=== Data about app and page elements ===

+ + + +

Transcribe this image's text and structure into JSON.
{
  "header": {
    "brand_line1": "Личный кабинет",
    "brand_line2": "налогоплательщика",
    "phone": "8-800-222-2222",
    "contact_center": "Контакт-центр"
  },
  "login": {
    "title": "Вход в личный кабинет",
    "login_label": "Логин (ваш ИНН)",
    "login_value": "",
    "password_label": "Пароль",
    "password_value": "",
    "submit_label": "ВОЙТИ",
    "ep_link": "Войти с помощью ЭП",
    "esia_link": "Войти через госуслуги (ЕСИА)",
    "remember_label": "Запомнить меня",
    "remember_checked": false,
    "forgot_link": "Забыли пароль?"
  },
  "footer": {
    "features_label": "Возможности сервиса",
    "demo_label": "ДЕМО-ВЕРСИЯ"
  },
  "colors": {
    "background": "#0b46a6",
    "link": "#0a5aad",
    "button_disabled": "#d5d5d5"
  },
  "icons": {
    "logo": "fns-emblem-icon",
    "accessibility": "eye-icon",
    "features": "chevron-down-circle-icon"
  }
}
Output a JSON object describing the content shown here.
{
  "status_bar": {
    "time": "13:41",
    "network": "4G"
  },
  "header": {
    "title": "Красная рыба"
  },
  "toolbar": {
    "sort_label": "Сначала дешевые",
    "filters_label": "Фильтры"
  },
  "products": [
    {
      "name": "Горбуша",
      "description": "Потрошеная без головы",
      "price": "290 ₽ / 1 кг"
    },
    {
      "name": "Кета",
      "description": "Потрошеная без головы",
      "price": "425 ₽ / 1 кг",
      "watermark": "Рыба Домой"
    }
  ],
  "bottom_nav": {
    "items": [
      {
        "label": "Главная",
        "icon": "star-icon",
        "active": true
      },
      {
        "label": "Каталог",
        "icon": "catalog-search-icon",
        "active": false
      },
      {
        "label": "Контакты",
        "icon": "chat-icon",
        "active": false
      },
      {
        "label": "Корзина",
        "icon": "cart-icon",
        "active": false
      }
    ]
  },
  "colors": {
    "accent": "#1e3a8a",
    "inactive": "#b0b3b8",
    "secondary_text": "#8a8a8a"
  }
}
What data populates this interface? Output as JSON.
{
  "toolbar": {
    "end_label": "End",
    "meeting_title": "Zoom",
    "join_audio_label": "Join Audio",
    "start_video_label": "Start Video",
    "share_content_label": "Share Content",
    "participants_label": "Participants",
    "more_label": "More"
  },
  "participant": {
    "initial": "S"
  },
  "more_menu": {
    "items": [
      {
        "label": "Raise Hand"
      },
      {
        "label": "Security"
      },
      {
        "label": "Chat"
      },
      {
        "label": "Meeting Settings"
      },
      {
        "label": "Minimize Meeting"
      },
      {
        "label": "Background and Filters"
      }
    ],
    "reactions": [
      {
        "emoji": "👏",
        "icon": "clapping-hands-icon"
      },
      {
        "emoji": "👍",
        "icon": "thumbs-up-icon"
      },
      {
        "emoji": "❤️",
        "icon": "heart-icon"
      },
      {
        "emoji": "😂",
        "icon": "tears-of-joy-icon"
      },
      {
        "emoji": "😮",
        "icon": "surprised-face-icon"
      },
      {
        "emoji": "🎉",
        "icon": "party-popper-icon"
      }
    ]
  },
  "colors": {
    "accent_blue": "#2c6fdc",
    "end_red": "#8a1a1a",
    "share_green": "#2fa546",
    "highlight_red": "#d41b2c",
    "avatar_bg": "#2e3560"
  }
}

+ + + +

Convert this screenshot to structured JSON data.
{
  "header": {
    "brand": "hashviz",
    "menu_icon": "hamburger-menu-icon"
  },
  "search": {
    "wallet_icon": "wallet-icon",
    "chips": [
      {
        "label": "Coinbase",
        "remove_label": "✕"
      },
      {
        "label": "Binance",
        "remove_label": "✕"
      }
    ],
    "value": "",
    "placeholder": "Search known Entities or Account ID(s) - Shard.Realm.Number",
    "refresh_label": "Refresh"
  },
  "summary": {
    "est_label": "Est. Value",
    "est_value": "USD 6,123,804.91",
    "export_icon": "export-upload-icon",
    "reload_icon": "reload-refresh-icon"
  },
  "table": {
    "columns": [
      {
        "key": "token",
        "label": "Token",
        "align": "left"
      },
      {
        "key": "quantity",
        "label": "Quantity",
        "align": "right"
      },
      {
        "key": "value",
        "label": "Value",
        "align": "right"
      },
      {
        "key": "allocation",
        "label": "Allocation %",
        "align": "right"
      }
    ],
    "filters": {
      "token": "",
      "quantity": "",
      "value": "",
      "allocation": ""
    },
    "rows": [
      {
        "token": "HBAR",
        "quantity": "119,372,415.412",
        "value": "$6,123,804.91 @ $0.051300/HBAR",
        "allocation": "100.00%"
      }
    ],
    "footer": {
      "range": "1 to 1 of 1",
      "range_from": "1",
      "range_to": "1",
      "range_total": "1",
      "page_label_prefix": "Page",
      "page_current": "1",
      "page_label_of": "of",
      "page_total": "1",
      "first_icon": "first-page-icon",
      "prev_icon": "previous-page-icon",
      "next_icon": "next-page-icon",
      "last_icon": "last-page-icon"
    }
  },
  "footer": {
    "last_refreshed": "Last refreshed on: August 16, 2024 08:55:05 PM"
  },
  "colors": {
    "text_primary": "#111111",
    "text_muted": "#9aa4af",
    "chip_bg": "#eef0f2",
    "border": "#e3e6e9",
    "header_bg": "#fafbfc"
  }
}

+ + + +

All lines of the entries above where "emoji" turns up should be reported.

        "emoji": "👏",
        "emoji": "👍",
        "emoji": "❤️",
        "emoji": "😂",
        "emoji": "😮",
        "emoji": "🎉",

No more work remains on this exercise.